“Francois Dead” recounts, again in a clear narrative, the emptying of a house or an apartment after the death of a friend or someone close.
Without improvisation, we empty the drawers.
Papers slip. He pulls the shades, lifts
the mattress, dismantles
the Victorian bed. I wash the floor
with a rag on all fours.
After arranging those famous first-
editions, we stop and fold
silence into a cigarette.
He lights the lamp, we return to dust. 
Here is precise description of silence folded into a cigarette, a passage alluding to the occasion’s somberness without explicitly naming it. Many poems (“Javanese Wayang,” “Diva,” “Francois Dead”) in My Funeral Gondola, like those of Water the Moon, construct coherent narratives with a stable voice and closure, striving for clarity and precision.
Sze-Lorrain’s cultural references, not surprisingly for a poet of her heritage, are broad and deep, from Li Po to Ravel, Dickinson to Vivaldi and Tchaikovsky, the constellation Orion to the northern most island of Japan to the music of Java. In the long poem, “Not Thinking about the Past” one begins to sense how physical the act of writing is for Sze-Lorrain, who insists on putting the word on paper, however raw the word may be. This is perhaps one link she can find and hold to a Chinese heritage that requires worship of ancestors as a form of rootedness in the world—through the physical body, the material world. Yet as a post-modern urbanite, Sze-Lorrain has evolved a consciousness that leaves behind or at least sets aside—perhaps in the ‘official secrets” file––the ghosts and superstitions of rural folklore. The intermingling of levels of consciousness in her poems makes fascinating reading. During the most powerful of aesthetic experiences––say, for example listening to Tchaikovsky––suddenly, the poet tells us, “rain pours.” However fractured our experiences of past and present, the corporality of the world and her own body sustains her:
[…] my body
where darkness is a long
The body sustains the links among the disparate times and spaces of the individual’s experience, from the nine-year old on the stage at Singapore’s Victoria Concert Hall to the mature musician in Carnegie Hall or the contemplative poet at her writing desk, from the fencing arena in Edmonton, Canada (where the poet once competed) to the halls of Columbia University or the Sorbonne. This fund of experience yields some gorgeous lyrics.
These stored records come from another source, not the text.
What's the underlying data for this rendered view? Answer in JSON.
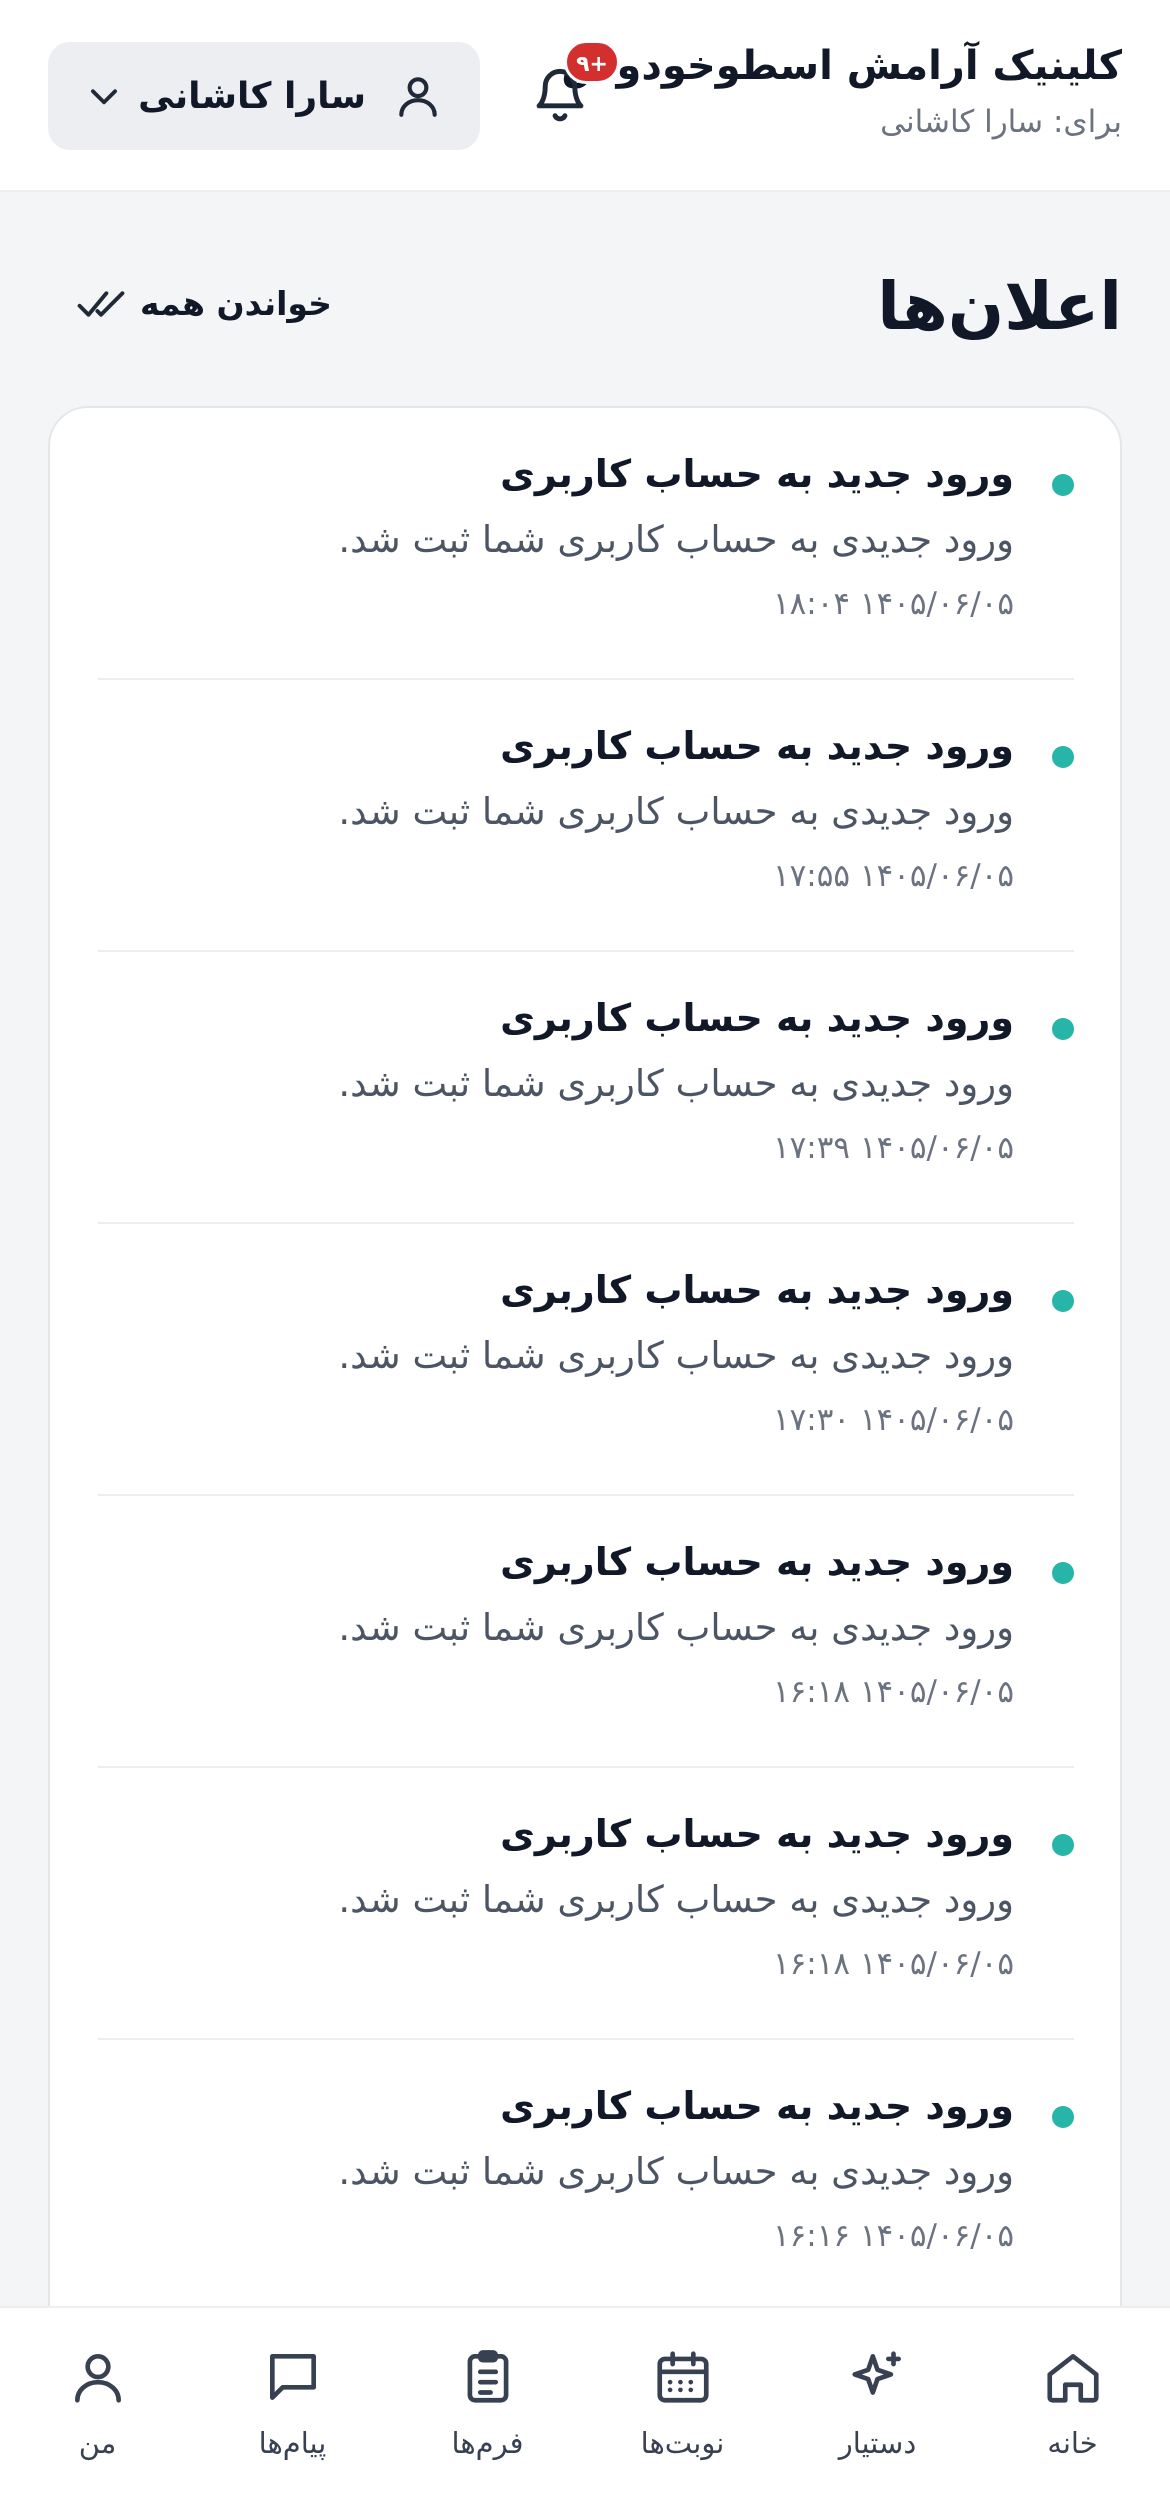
{
  "header": {
    "clinic_name": "کلینیک آرامش اسطوخودوس",
    "for_user": "برای: سارا کاشانی",
    "notification_badge": "۹+",
    "user_name": "سارا کاشانی"
  },
  "page": {
    "title": "اعلان‌ها",
    "mark_all_read": "خواندن همه"
  },
  "notifications": [
    {
      "title": "ورود جدید به حساب کاربری",
      "body": "ورود جدیدی به حساب کاربری شما ثبت شد.",
      "time": "۱۴۰۵/۰۶/۰۵ ۱۸:۰۴"
    },
    {
      "title": "ورود جدید به حساب کاربری",
      "body": "ورود جدیدی به حساب کاربری شما ثبت شد.",
      "time": "۱۴۰۵/۰۶/۰۵ ۱۷:۵۵"
    },
    {
      "title": "ورود جدید به حساب کاربری",
      "body": "ورود جدیدی به حساب کاربری شما ثبت شد.",
      "time": "۱۴۰۵/۰۶/۰۵ ۱۷:۳۹"
    },
    {
      "title": "ورود جدید به حساب کاربری",
      "body": "ورود جدیدی به حساب کاربری شما ثبت شد.",
      "time": "۱۴۰۵/۰۶/۰۵ ۱۷:۳۰"
    },
    {
      "title": "ورود جدید به حساب کاربری",
      "body": "ورود جدیدی به حساب کاربری شما ثبت شد.",
      "time": "۱۴۰۵/۰۶/۰۵ ۱۶:۱۸"
    },
    {
      "title": "ورود جدید به حساب کاربری",
      "body": "ورود جدیدی به حساب کاربری شما ثبت شد.",
      "time": "۱۴۰۵/۰۶/۰۵ ۱۶:۱۸"
    },
    {
      "title": "ورود جدید به حساب کاربری",
      "body": "ورود جدیدی به حساب کاربری شما ثبت شد.",
      "time": "۱۴۰۵/۰۶/۰۵ ۱۶:۱۶"
    }
  ],
  "nav": {
    "home": "خانه",
    "assistant": "دستیار",
    "appointments": "نوبت‌ها",
    "forms": "فرم‌ها",
    "messages": "پیام‌ها",
    "me": "من"
  },
  "colors": {
    "unread_dot": "#26b5a6",
    "badge": "#d32f2f",
    "page_bg": "#f4f5f7"
  },
  "icons": [
    "bell-icon",
    "user-icon",
    "chevron-down-icon",
    "double-check-icon",
    "home-icon",
    "sparkle-icon",
    "calendar-icon",
    "clipboard-icon",
    "message-icon",
    "person-icon"
  ]
}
Evoking the rainy darkness of the remote northern California coast, Zara Raab’s poems are collected in The Book of Gretel and Swimming the Eel. In September a third book, Fracas and Asylum continues her journey through inner and outer landscapes of storm, seclusion and reverie. A fourth book, finalist for the Dana Award and based on the tale of Rumpelstiltskin, will appear in October. Raab’s poems, reviews, and essays appear in Evansville Review, River Styx, Crab Orchard Review, The Dark Horse, and Poet Lore. A contributing editor for Redwood Coast Review and Poetry Flash, she lives near the San Francisco Bay.